# What to do
The full listing, copied exactly, is the required output.

# Records to process

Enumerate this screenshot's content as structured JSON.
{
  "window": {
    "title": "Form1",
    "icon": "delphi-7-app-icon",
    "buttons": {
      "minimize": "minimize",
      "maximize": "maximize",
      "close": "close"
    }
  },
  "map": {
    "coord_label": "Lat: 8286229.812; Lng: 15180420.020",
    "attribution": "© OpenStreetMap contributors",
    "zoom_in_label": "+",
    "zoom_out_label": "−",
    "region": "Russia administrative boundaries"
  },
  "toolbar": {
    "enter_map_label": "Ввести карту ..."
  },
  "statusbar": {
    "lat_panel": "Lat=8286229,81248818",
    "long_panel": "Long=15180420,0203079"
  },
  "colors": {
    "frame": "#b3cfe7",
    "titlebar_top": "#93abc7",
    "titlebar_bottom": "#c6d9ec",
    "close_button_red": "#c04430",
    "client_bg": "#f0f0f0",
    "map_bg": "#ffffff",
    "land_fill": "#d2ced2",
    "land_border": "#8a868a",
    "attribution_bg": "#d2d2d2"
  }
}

# Task answer
Enumerate this screenshot's content as structured JSON.
{
  "window": {
    "title": "Form1",
    "icon": "delphi-7-app-icon",
    "buttons": {
      "minimize": "minimize",
      "maximize": "maximize",
      "close": "close"
    }
  },
  "map": {
    "coord_label": "Lat: 8286229.812; Lng: 15180420.020",
    "attribution": "© OpenStreetMap contributors",
    "zoom_in_label": "+",
    "zoom_out_label": "−",
    "region": "Russia administrative boundaries"
  },
  "toolbar": {
    "enter_map_label": "Ввести карту ..."
  },
  "statusbar": {
    "lat_panel": "Lat=8286229,81248818",
    "long_panel": "Long=15180420,0203079"
  },
  "colors": {
    "frame": "#b3cfe7",
    "titlebar_top": "#93abc7",
    "titlebar_bottom": "#c6d9ec",
    "close_button_red": "#c04430",
    "client_bg": "#f0f0f0",
    "map_bg": "#ffffff",
    "land_fill": "#d2ced2",
    "land_border": "#8a868a",
    "attribution_bg": "#d2d2d2"
  }
}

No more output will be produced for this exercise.